/---

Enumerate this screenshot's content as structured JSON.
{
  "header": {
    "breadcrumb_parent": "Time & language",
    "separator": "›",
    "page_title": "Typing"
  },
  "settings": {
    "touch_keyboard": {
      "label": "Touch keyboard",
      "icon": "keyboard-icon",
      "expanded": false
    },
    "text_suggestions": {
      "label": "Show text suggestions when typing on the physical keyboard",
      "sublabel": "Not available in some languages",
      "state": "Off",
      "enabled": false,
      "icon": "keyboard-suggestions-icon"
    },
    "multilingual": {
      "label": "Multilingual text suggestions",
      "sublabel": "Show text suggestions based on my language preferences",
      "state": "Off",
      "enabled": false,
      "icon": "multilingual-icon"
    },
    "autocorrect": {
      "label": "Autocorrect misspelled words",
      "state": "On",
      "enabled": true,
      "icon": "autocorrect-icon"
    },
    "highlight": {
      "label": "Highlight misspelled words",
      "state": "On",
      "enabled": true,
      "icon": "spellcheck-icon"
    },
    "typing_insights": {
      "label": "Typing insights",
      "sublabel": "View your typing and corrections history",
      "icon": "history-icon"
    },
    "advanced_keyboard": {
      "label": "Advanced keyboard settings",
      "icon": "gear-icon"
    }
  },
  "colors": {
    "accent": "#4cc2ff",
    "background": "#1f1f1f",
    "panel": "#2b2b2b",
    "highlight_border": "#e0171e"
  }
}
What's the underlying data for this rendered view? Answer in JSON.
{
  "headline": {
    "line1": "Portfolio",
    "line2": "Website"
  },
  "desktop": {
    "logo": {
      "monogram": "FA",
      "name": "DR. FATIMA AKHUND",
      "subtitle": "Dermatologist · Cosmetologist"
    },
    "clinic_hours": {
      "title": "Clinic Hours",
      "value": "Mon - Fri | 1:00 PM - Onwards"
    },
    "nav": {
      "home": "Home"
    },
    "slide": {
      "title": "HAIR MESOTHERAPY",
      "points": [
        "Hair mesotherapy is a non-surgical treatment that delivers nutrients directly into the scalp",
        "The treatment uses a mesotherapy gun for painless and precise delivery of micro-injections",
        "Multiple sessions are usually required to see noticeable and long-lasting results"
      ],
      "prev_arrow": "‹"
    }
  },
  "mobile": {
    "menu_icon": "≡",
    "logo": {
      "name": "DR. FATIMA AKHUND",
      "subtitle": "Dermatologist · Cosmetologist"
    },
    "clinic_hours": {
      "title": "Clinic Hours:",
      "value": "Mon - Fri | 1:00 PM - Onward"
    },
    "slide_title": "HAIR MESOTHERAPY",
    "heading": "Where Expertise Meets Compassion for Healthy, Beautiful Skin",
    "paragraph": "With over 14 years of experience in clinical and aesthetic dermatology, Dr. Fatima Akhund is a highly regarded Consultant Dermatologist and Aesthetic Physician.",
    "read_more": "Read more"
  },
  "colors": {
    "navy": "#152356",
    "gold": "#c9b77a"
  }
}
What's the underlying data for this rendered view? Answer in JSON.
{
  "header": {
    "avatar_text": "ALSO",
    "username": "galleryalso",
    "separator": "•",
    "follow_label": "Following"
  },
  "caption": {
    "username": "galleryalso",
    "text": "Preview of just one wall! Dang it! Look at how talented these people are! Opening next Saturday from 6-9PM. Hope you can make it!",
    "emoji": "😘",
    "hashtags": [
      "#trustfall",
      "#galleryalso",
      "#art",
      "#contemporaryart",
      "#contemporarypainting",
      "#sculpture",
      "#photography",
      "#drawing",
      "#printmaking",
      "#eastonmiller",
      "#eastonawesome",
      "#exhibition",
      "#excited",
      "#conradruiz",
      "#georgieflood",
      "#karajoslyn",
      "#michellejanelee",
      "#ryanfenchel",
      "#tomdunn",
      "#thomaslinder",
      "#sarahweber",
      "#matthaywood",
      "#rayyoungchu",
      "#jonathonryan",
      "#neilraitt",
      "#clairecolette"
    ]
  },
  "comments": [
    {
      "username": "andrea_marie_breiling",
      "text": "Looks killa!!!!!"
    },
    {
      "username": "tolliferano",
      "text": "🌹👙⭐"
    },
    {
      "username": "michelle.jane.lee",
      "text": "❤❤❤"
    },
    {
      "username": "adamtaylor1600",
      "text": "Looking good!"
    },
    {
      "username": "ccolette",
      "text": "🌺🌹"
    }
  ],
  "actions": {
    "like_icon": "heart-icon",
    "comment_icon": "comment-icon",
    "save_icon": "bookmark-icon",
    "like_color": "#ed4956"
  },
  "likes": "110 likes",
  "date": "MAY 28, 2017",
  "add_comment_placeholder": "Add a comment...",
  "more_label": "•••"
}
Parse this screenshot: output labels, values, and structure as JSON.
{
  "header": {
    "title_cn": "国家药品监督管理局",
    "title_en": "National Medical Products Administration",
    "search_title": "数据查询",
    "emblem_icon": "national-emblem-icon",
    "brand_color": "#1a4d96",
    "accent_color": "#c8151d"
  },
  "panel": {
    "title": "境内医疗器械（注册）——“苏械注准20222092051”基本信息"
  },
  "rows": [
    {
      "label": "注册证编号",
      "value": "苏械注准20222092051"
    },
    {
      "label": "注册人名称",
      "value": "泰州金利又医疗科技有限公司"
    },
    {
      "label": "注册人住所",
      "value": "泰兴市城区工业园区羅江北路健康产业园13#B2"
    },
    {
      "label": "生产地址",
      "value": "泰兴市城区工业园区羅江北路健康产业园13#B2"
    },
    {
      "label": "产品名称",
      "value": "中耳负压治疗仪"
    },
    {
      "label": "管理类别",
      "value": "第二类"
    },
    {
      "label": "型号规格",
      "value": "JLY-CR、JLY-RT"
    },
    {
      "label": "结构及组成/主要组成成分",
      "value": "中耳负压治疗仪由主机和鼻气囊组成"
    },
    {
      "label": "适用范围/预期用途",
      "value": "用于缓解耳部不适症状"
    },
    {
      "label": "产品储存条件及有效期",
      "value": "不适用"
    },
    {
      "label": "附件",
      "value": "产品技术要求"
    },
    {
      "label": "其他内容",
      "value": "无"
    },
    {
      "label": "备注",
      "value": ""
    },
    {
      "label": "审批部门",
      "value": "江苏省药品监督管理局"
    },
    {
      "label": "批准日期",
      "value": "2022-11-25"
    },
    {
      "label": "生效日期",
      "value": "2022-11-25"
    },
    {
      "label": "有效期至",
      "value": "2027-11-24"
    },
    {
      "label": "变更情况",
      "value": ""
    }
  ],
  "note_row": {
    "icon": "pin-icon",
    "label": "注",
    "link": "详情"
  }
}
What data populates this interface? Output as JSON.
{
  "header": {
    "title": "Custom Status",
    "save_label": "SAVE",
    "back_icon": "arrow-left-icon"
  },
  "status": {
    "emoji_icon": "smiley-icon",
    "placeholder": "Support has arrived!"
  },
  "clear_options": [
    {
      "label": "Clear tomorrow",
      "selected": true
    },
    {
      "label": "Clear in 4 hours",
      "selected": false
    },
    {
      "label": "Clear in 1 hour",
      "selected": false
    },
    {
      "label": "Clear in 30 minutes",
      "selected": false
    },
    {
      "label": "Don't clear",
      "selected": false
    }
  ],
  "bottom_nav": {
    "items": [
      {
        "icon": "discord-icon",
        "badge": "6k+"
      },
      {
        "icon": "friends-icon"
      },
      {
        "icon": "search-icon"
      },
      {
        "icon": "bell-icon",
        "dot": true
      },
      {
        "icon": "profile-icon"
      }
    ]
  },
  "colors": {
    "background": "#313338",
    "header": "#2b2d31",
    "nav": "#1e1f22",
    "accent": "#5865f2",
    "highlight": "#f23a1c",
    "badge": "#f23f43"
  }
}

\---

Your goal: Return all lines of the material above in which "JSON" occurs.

Answer space:
Enumerate this screenshot's content as structured JSON.
What's the underlying data for this rendered view? Answer in JSON.
What's the underlying data for this rendered view? Answer in JSON.
Parse this screenshot: output labels, values, and structure as JSON.
What data populates this interface? Output as JSON.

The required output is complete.